Sexes Eligible for Study:   All
Accepts Healthy Volunteers:   No

Inclusion Criteria:

  • Patients undergoing elective colorectal surgery with anastomosis for benign or malignant disease
  • > 18 years old
  • Giving written informed consent
  • Included in the national health insurance

Exclusion Criteria:

  • Emergent surgery
  • Previous infection
  • Patients undergoing Hyperthermic Intraperitoneal Chemotherapy
  • Pregnancy

Information from the National Library of Medicine

To learn more about this study, you or your doctor may contact the study research staff using the contact information provided by the sponsor.

Please refer to this study by its identifier (NCT number): NCT01510314

CHU Besançon
Besançon, France, 25030
Dijon, France, 21079
CHU Dijon
Dijon, France, 21079
Sponsors and Collaborators
Centre Hospitalier Universitaire Dijon
Principal Investigator: Pablo Ortega-Deballon Centre Hospitalier Universitaire Dijon

Responsible Party: Centre Hospitalier Universitaire Dijon Identifier: NCT01510314     History of Changes
Other Study ID Numbers: ORTEGA GGEST 2011
First Posted: January 16, 2012    Key Record Dates
Last Update Posted: April 14, 2017
Last Verified: April 2017

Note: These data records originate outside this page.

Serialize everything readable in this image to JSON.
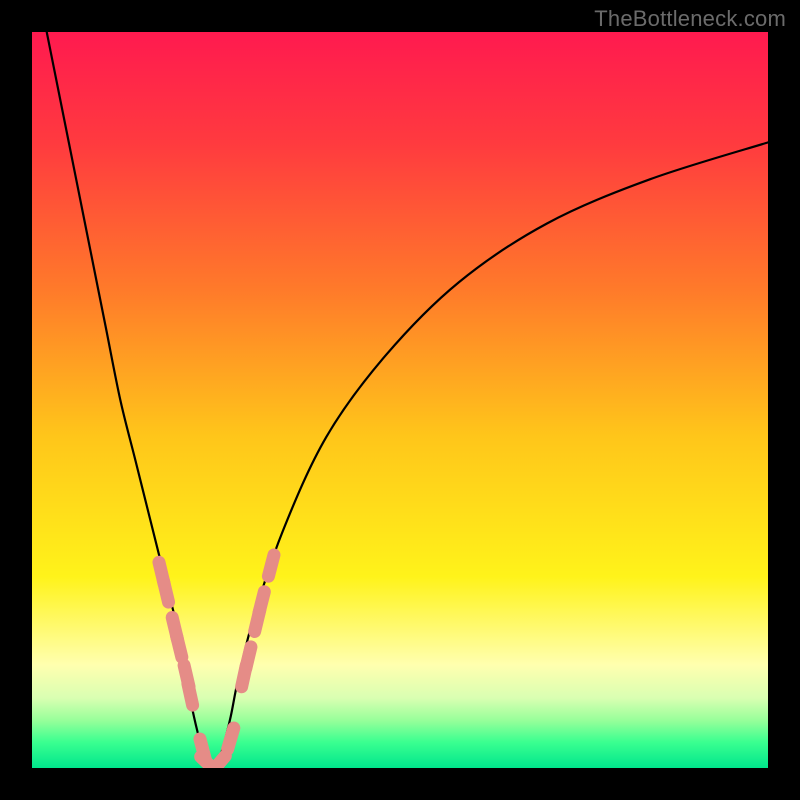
{
  "watermark": "TheBottleneck.com",
  "chart_data": {
    "type": "line",
    "title": "",
    "xlabel": "",
    "ylabel": "",
    "xlim": [
      0,
      100
    ],
    "ylim": [
      0,
      100
    ],
    "grid": false,
    "legend": false,
    "series": [
      {
        "name": "bottleneck-curve",
        "x": [
          0,
          2,
          4,
          6,
          8,
          10,
          12,
          14,
          16,
          18,
          20,
          21,
          22,
          23,
          24,
          25,
          26,
          27,
          28,
          30,
          34,
          40,
          48,
          58,
          70,
          84,
          100
        ],
        "values": [
          110,
          100,
          90,
          80,
          70,
          60,
          50,
          42,
          34,
          26,
          18,
          12,
          7,
          3,
          0,
          0,
          3,
          7,
          12,
          20,
          32,
          45,
          56,
          66,
          74,
          80,
          85
        ]
      }
    ],
    "markers": {
      "name": "data-point-beads",
      "color": "#e58c87",
      "points": [
        {
          "x": 17.6,
          "y": 26.5
        },
        {
          "x": 18.2,
          "y": 24.0
        },
        {
          "x": 19.4,
          "y": 19.0
        },
        {
          "x": 20.0,
          "y": 16.5
        },
        {
          "x": 21.0,
          "y": 12.5
        },
        {
          "x": 21.5,
          "y": 10.0
        },
        {
          "x": 23.2,
          "y": 2.5
        },
        {
          "x": 24.0,
          "y": 0.5
        },
        {
          "x": 25.3,
          "y": 0.5
        },
        {
          "x": 27.0,
          "y": 4.0
        },
        {
          "x": 28.8,
          "y": 12.5
        },
        {
          "x": 29.4,
          "y": 15.0
        },
        {
          "x": 30.6,
          "y": 20.0
        },
        {
          "x": 31.2,
          "y": 22.5
        },
        {
          "x": 32.5,
          "y": 27.5
        }
      ]
    },
    "background_gradient": {
      "stops": [
        {
          "offset": 0.0,
          "color": "#ff1a4f"
        },
        {
          "offset": 0.15,
          "color": "#ff3a3f"
        },
        {
          "offset": 0.35,
          "color": "#ff7a2a"
        },
        {
          "offset": 0.55,
          "color": "#ffc61a"
        },
        {
          "offset": 0.74,
          "color": "#fff31a"
        },
        {
          "offset": 0.86,
          "color": "#ffffaf"
        },
        {
          "offset": 0.905,
          "color": "#d9ffb2"
        },
        {
          "offset": 0.935,
          "color": "#98ff9a"
        },
        {
          "offset": 0.965,
          "color": "#3aff90"
        },
        {
          "offset": 1.0,
          "color": "#00e68c"
        }
      ]
    }
  }
}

Additional relevant MeSH terms:
Communicable Diseases
Bone Density Conservation Agents
Physiological Effects of Drugs